If machines want to make art, will humans understand it?

Rui Penha is assistant professor of composition at the Superior School of Music and Performing Arts in Porto. He is a composer and media artist, and his work has appeared in the National Contemporary Art Museum in Lisbon, among many others.

Miguel Carvalhais is an assistant professor at the University of Porto in Portugal. His latest book is ‘Artificial Aesthetics: Creative Practices in Computational Art and Design’ (2016).

Fairy Tales and Machine Learning: Retelling, Reflecting, Repeating, Recreating

Anna Ridler is an artist and researcher who works with information and data. She was a 2018 EMAP fellow and was listed by Artnet as one of nine “pioneering artists” exploring AI’s creative potential. She is particularly interested in constructing stories and narratives and exploring the intersections of where the quantitative meets the qualitative.

Georgia Ward Dyer studied Philosophy at the University of Cambridge before developing an art practice which focuses on creating conversations about abstract, complex ideas by making them tangible through process-led, multivalent works. Her work often addresses questions of meaning, ontology and epistemology.

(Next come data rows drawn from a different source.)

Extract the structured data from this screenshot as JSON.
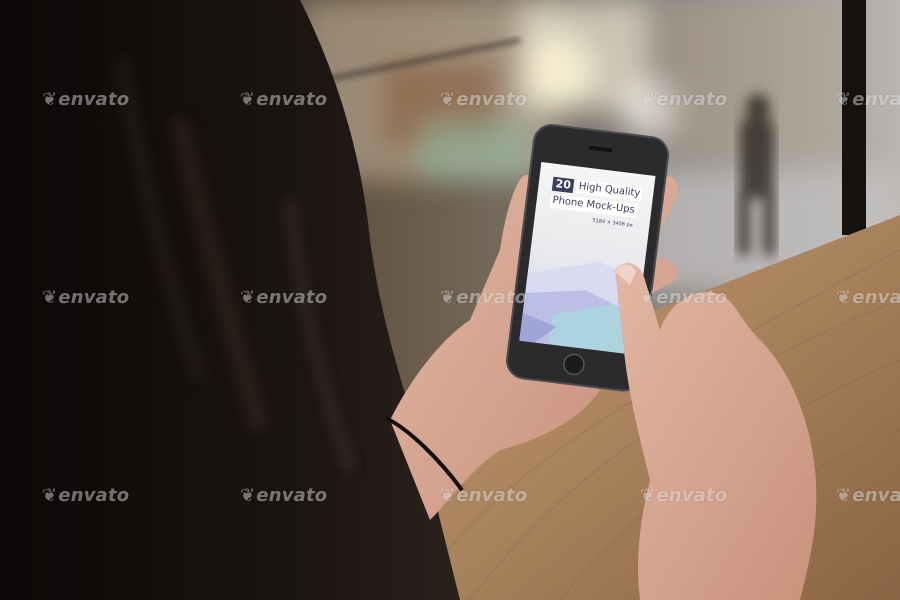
{
  "phone_screen": {
    "count": "20",
    "headline_1": "High Quality",
    "headline_2": "Phone Mock-Ups",
    "resolution": "5184 × 3456 px"
  },
  "watermark": {
    "text": "envato",
    "icon": "envato-leaf-icon"
  },
  "colors": {
    "screen_accent": "#3b3f5c",
    "wood": "#a9835f",
    "phone_body": "#2b2b2e"
  }
}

Ashkan Nejad Ebrahimi: Quintessence

“About 95% of our universe is invisible. It seems like ‘Everything’ is embraced by ‘Nothing’ and it makes me feel I am not alone and it causes a sense of relief involved with mystery.
Also as these dark things fill the distance between the visible matter, they fill a gap between science and art too; a distance which can be called wonder. an interruption which both of the Artist and the Scientist begin from there; Where we imagine about the state of a phenomenon.
what if we could see those things instead of regular ones…”

Can Aksoy: Chaosmos

Can Aksoy is an architect and visual artist. Through experimental photography and digital media, Aksoy is concerned with capturing the inner worlds/artefactual representations of the mind and eliciting the unconscious imagery.